Wolves howl in the evenings and early mornings, pegging their location at least for that moment.
Wolves are fast. Locate where they are howling and you can form a strategy to call them within gun range.
Random calling rarely produces a wolf.
Calling is the best bet: “Anything that makes a squeal; a young animal in distress is the key sound,” said Becky Schwanke, wolf biologist and hunter in Alaska. “Get a good vantage spot and squeal away.”
Rick Kinmon, an Alaska hunting guide who targets wolves, said he often uses a combination of a distressed animal call and wolf howl, appealing to their sense of opportunism for an easy meal and posing as another wolf challenging their territory.
Respect their senses: Wolves have excellent eyesight, hearing and sense of smell and know how to use them to protect themselves. “They’re unbelievably intelligent, and that’s the biggest hurdle hunters are going to face,” Schwanke said.
Monitor wind direction, wear camo and be stealthy when approaching your calling spot.
Expect long shots at moving animals. Kinmon has called in about 200 wolves, and most were long shots of several hundred yards or more. Only two were standing still.
Kinmon said wolves will often stop well out of gun range of the caller, so he positions his hunters in front of the spot where he’s calling and hopes they will intercept a wolf investigating the call.
Be prepared at all times. Whether stalking or calling, wolves aren’t going to present themselves for a shot for very long.
“You’re going to get one quick chance and it’s over, and it’s over for the whole pack,” Kinmon said.
Winter is better than fall: Tracking in snow is a big help to the hunter, Schwanke said. Winter usually concentrates deer and elk populations, and wolves follow.
Winter also is the best time for wolf pelts.

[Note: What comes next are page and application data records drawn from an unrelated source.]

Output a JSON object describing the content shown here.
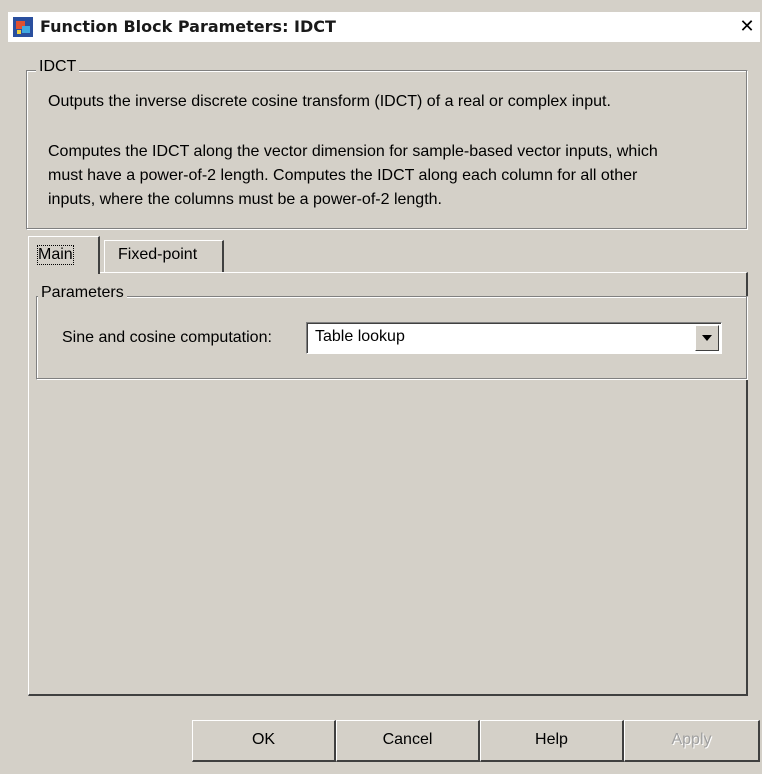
{
  "window": {
    "title": "Function Block Parameters: IDCT",
    "close_glyph": "✕"
  },
  "block": {
    "group_title": "IDCT",
    "description_line1": "Outputs the inverse discrete cosine transform (IDCT) of a real or complex input.",
    "description_line2": "Computes the IDCT along the vector dimension for sample-based vector inputs, which",
    "description_line3": "must have a power-of-2 length. Computes the IDCT along each column for all other",
    "description_line4": "inputs, where the columns must be a power-of-2 length."
  },
  "tabs": [
    {
      "label": "Main",
      "active": true
    },
    {
      "label": "Fixed-point",
      "active": false
    }
  ],
  "parameters": {
    "group_title": "Parameters",
    "sine_cosine_label": "Sine and cosine computation:",
    "sine_cosine_value": "Table lookup"
  },
  "buttons": {
    "ok": "OK",
    "cancel": "Cancel",
    "help": "Help",
    "apply": "Apply"
  },
  "icons": {
    "app": "simulink-block-icon",
    "close": "close-icon",
    "dropdown": "chevron-down-icon"
  }
}
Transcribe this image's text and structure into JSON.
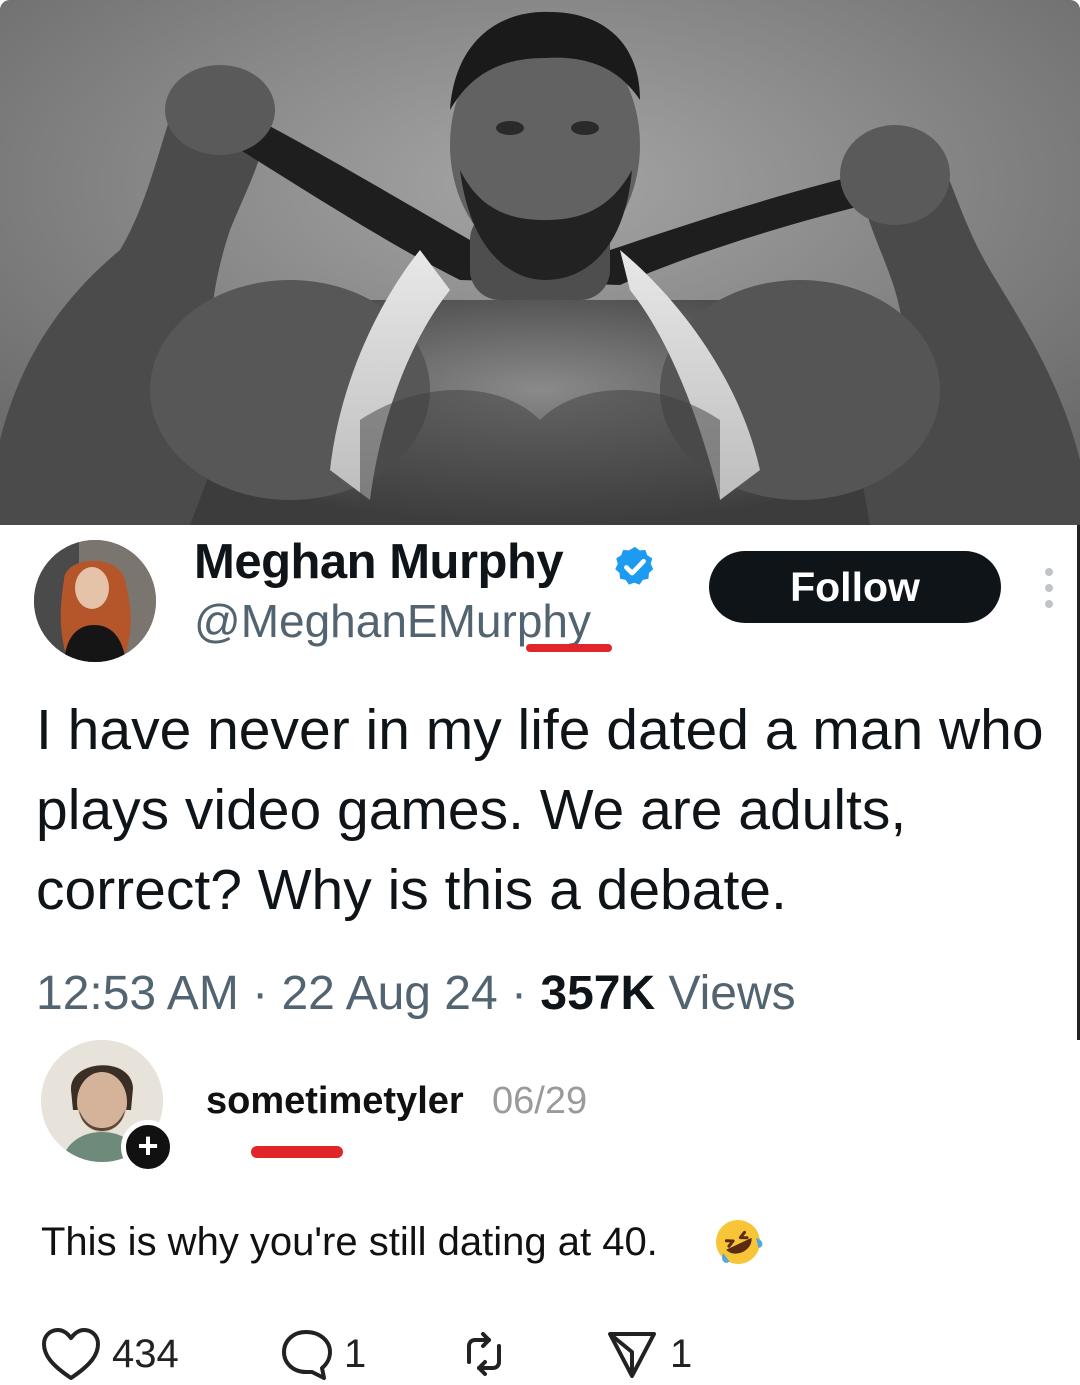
{
  "photo": {
    "icon": "shirtless-bodybuilder-photo"
  },
  "tweet": {
    "author": {
      "display_name": "Meghan Murphy",
      "handle": "@MeghanEMurphy",
      "verified": true
    },
    "follow_label": "Follow",
    "text": "I have never in my life dated a man who plays video games. We are adults, correct? Why is this a debate.",
    "meta": {
      "time": "12:53 AM",
      "separator": "·",
      "date": "22 Aug 24",
      "views_count": "357K",
      "views_label": "Views"
    }
  },
  "comment": {
    "username": "sometimetyler",
    "date": "06/29",
    "text": "This is why you're still dating at 40.",
    "emoji": "rolling-on-floor-laughing"
  },
  "actions": {
    "likes": "434",
    "replies": "1",
    "shares": "1"
  },
  "colors": {
    "verified_blue": "#1d9bf0",
    "follow_bg": "#0f1419",
    "muted_text": "#536471",
    "redaction_red": "#e0252b"
  }
}
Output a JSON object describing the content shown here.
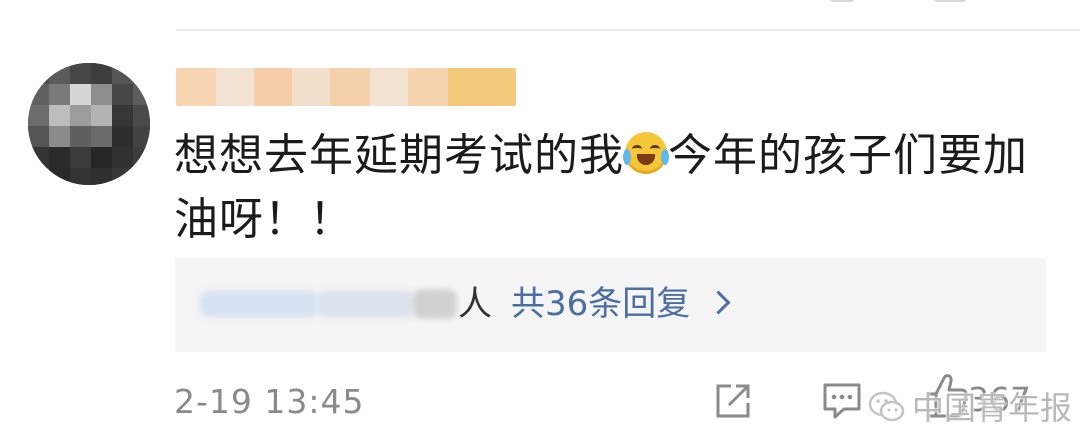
{
  "comment": {
    "username": "",
    "text_part1": "想想去年延期考试的我",
    "emoji": "crying-laughing-emoji",
    "text_part2": "今年的孩子们要加油呀！！"
  },
  "replies": {
    "person_suffix": "人",
    "count_label": "共36条回复"
  },
  "footer": {
    "timestamp": "2-19 13:45",
    "like_count": "367"
  },
  "watermark": {
    "text": "中国青年报"
  },
  "colors": {
    "link": "#4c6ea3",
    "text": "#1b1b1b",
    "meta": "#8a8a8a",
    "reply_bg": "#f5f5f5",
    "username_blur": "#f6d7b6"
  },
  "icons": [
    "share-icon",
    "comment-icon",
    "like-icon",
    "chevron-right-icon",
    "wechat-icon"
  ]
}
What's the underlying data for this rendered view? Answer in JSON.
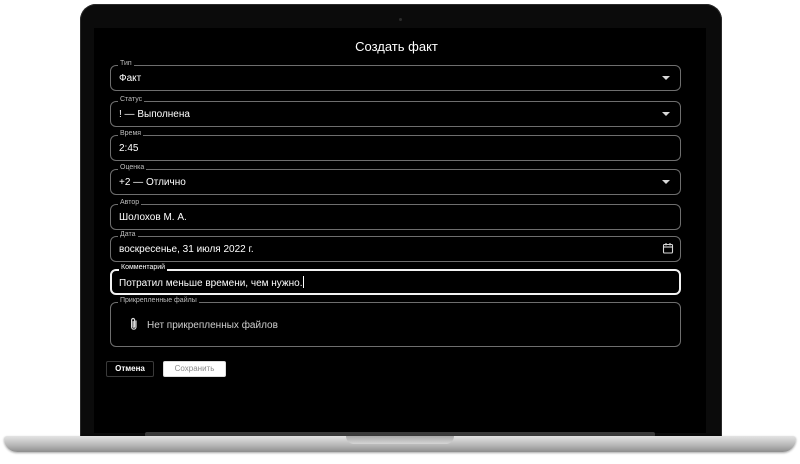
{
  "dialog": {
    "title": "Создать факт"
  },
  "fields": {
    "type": {
      "label": "Тип",
      "value": "Факт"
    },
    "status": {
      "label": "Статус",
      "value": "! — Выполнена"
    },
    "time": {
      "label": "Время",
      "value": "2:45"
    },
    "grade": {
      "label": "Оценка",
      "value": "+2 — Отлично"
    },
    "author": {
      "label": "Автор",
      "value": "Шолохов М. А."
    },
    "date": {
      "label": "Дата",
      "value": "воскресенье, 31 июля 2022 г."
    },
    "comment": {
      "label": "Комментарий",
      "value": "Потратил меньше времени, чем нужно."
    }
  },
  "attachments": {
    "label": "Прикрепленные файлы",
    "empty_text": "Нет прикрепленных файлов"
  },
  "buttons": {
    "cancel": "Отмена",
    "save": "Сохранить"
  },
  "icons": {
    "dropdown": "chevron-down-icon",
    "date": "calendar-icon",
    "attachment": "paperclip-icon"
  }
}
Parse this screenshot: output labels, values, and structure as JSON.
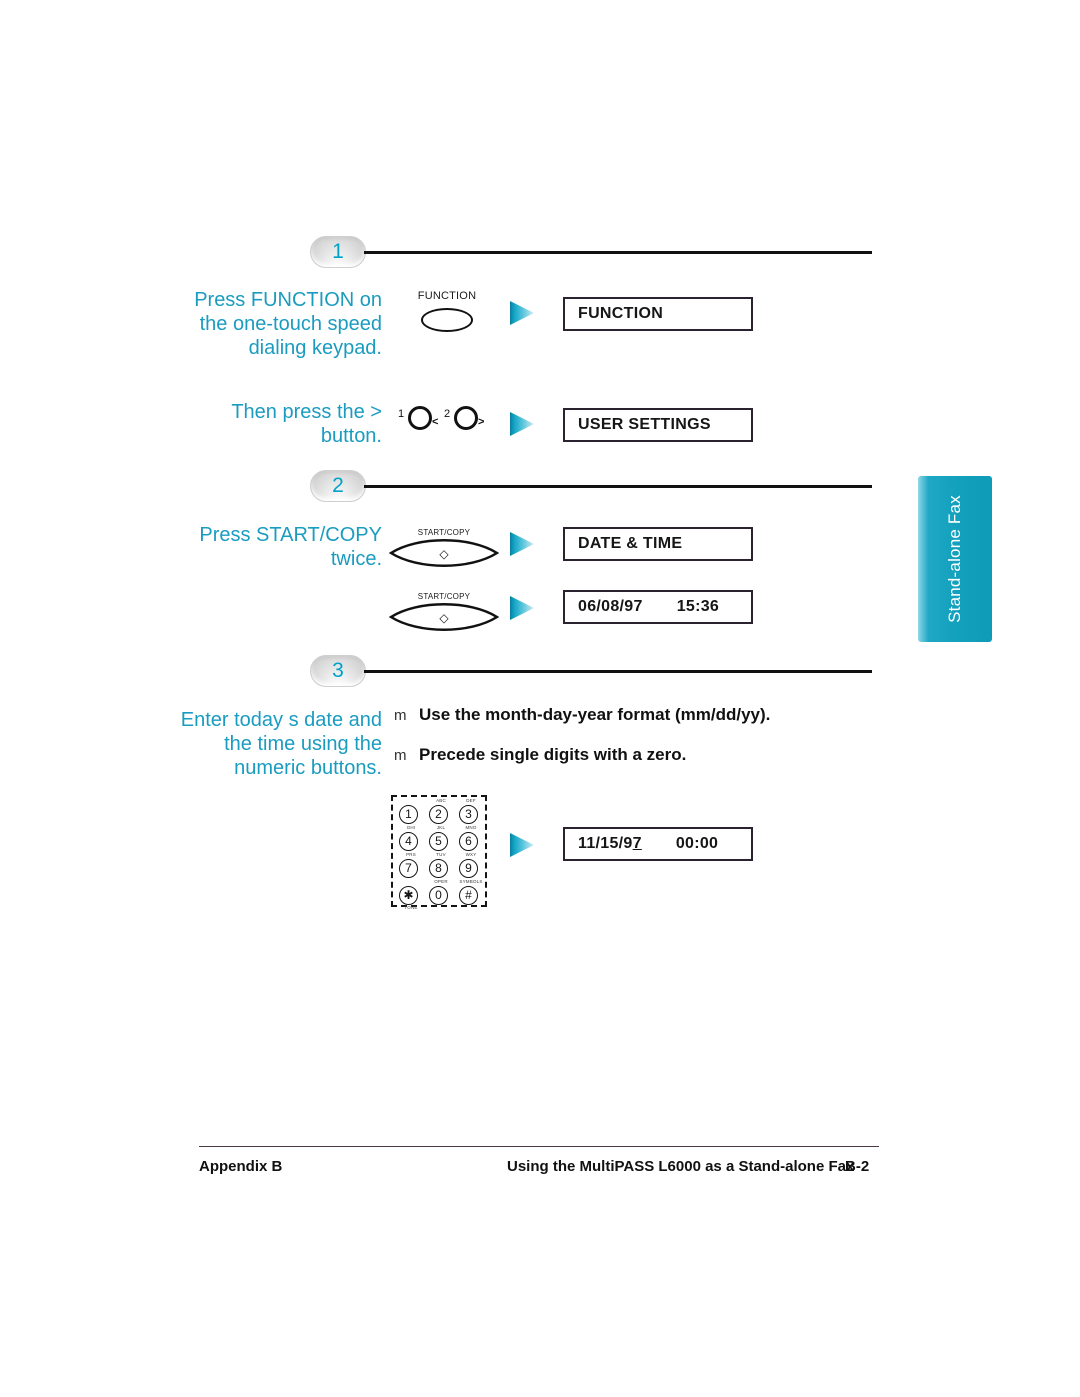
{
  "side_tab": {
    "label": "Stand-alone Fax",
    "color": "#12a0bd"
  },
  "accent_color": "#1a9cc0",
  "steps": [
    {
      "number": "1",
      "instructions": [
        "Press FUNCTION on the one-touch speed dialing keypad.",
        "Then press the > button."
      ],
      "rows": [
        {
          "button_caption": "FUNCTION",
          "button_kind": "ellipse",
          "arrow": "right-arrow",
          "lcd": "FUNCTION"
        },
        {
          "button_caption": "",
          "button_kind": "arrow-keys",
          "key_one_label": "1",
          "key_one_dir": "<",
          "key_two_label": "2",
          "key_two_dir": ">",
          "arrow": "right-arrow",
          "lcd": "USER SETTINGS"
        }
      ]
    },
    {
      "number": "2",
      "instructions": [
        "Press START/COPY twice."
      ],
      "rows": [
        {
          "button_caption": "START/COPY",
          "button_kind": "lens",
          "arrow": "right-arrow",
          "lcd": "DATE & TIME"
        },
        {
          "button_caption": "START/COPY",
          "button_kind": "lens",
          "arrow": "right-arrow",
          "lcd_date": "06/08/97",
          "lcd_time": "15:36"
        }
      ]
    },
    {
      "number": "3",
      "instructions": [
        "Enter today s date and the time using the numeric buttons."
      ],
      "notes": [
        {
          "mark": "m",
          "text": "Use the month-day-year format (mm/dd/yy)."
        },
        {
          "mark": "m",
          "text": "Precede single digits with a zero."
        }
      ],
      "rows": [
        {
          "button_kind": "keypad",
          "arrow": "right-arrow",
          "lcd_date_prefix": "11/15/9",
          "lcd_date_cursor": "7",
          "lcd_time": "00:00"
        }
      ]
    }
  ],
  "keypad": {
    "keys": [
      {
        "digit": "1",
        "letters": ""
      },
      {
        "digit": "2",
        "letters": "ABC"
      },
      {
        "digit": "3",
        "letters": "DEF"
      },
      {
        "digit": "4",
        "letters": "GHI"
      },
      {
        "digit": "5",
        "letters": "JKL"
      },
      {
        "digit": "6",
        "letters": "MNO"
      },
      {
        "digit": "7",
        "letters": "PRS"
      },
      {
        "digit": "8",
        "letters": "TUV"
      },
      {
        "digit": "9",
        "letters": "WXY"
      },
      {
        "digit": "✱",
        "letters": ""
      },
      {
        "digit": "0",
        "letters": "OPER"
      },
      {
        "digit": "#",
        "letters": "SYMBOLS"
      }
    ],
    "tone_label": "TONE"
  },
  "footer": {
    "left": "Appendix B",
    "center": "Using the MultiPASS L6000 as a Stand-alone Fax",
    "page": "B-2"
  }
}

Wolves rarely stay put: “They can go 15 to 20 miles in a night, no problem,” Niemeyer said.
Don’t overestimate their size. Wolves are smaller targets than they might appear. It’s easy to misjudge the distance and shoot over them.
Hunt ethically: Some Idaho hunters are frustrated with wolves and convinced they’re harming deer and elk herds. The state is under intense scrutiny during the first wolf season.
“I hope hunters will represent themselves with dignity and be good role models for sportsmen,” Niemeyer said.
Subscribe to The Spokesman-Review’s sports newsletter
Get the day’s top sports headlines and breaking news delivered to your inbox by subscribing here.